We noticed that a major component of Kennett’s Indoor Agriculture initiative is to create an international Center of Excellence (COE) for Indoor Agriculture in Kennett. Please tell us more about this.Because the Kennett area dominates the US mushroom industry, we’ve tended to take for granted that we are also the de facto center for research, training, standards and advocacy for that industry, and how important it is to have such a center. However, as we researched the newly emerging ‘green’ indoor agriculture industry, both nationally and internationally, we quickly realized that it has no such center, and none clearly seems to be emerging. We realized we could help accelerate the industry’s growth not only by leveraging our existing production and distribution infrastructure, but also our expertise in all these other important areas. After some research, we decided the best way to do this is to create an international Center of Excellence (COE) for the whole indoor agriculture industry, to be located in Kennett. This would not only offer a huge leg up for the new parts of the industry, but also benefit our own existing mushroom industry. The COE also offers Kennett the opportunity to work with all the players in the industry, not just the producers who might decide to locate their growing operations here. Right now we are working out the details of how the COE will work, so you can expect some relevant announcements in the near future. What advice would you offer someone who wants to enter the indoor agriculture field?
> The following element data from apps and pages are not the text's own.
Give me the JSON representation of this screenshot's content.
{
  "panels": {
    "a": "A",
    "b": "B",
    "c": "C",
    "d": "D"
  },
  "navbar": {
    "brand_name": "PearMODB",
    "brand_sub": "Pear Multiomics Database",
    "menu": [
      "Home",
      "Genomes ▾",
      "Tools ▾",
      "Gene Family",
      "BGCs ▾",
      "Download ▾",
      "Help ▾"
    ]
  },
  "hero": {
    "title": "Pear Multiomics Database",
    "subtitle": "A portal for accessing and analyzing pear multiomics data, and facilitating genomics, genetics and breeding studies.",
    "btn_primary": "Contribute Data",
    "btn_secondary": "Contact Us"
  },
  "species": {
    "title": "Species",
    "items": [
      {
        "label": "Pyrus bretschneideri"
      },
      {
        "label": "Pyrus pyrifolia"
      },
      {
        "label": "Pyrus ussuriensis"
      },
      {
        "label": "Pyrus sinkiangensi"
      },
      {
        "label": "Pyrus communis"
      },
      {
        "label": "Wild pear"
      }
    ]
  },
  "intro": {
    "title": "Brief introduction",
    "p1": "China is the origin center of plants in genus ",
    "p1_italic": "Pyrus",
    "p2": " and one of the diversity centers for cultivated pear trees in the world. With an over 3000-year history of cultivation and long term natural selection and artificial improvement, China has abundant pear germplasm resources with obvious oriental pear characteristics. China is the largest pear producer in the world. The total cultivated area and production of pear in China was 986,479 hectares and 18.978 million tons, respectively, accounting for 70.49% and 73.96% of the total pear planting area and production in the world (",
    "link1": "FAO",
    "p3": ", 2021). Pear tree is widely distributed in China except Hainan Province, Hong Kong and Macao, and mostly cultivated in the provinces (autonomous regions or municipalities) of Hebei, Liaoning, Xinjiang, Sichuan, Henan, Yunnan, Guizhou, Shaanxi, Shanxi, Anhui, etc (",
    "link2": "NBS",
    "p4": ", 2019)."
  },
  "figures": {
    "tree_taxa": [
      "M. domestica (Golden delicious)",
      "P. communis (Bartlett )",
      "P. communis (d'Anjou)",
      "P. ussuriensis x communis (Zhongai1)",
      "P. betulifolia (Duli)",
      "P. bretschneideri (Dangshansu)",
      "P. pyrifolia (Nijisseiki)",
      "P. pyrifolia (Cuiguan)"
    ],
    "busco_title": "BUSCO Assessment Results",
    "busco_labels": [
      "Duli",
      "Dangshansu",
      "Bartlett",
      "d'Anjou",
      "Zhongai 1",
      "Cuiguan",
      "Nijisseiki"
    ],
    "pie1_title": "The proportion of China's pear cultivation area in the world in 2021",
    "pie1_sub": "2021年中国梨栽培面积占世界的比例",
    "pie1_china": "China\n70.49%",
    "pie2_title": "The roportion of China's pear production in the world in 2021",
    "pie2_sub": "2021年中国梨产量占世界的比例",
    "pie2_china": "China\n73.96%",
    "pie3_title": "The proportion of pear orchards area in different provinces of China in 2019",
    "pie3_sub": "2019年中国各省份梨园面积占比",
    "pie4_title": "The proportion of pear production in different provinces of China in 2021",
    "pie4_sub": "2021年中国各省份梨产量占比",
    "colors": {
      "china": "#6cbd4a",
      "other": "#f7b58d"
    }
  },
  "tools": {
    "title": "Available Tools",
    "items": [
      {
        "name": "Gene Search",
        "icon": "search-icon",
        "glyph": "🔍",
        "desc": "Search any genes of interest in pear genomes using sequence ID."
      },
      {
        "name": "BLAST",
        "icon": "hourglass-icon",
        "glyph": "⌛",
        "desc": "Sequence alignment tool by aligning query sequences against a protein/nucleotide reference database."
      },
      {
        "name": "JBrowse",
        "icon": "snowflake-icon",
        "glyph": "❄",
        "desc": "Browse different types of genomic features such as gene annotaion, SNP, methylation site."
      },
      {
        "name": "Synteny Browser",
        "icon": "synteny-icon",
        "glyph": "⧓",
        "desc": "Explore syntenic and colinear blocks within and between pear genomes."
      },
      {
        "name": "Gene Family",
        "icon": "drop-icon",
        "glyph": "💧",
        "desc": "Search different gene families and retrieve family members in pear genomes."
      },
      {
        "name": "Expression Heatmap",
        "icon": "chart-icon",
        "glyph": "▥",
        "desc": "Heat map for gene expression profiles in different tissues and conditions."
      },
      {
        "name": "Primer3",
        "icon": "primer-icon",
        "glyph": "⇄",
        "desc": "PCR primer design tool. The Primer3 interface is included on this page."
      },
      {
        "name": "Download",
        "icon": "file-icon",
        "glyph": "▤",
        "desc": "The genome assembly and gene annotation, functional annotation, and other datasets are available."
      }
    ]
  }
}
To date, most of the focus has been on growing and growing technologies. But that’s just one piece of the puzzle. We need more people to focus on how the overall business model works, and what kind of infrastructure we will need to support both production and distribution on a large scale across the country and the world. This includes dealing with advocacy, regulation, and finance as well. You don’t have to be a grower or plant scientist to make a significant contribution to this field. Michael Guttman will be speaking at the Indoor AgTech Innovation Summit in New York, June 20-21, 2018 on Nurturing the Entrepreneurial Spirit: Indoor Farming for Sustainable Communities.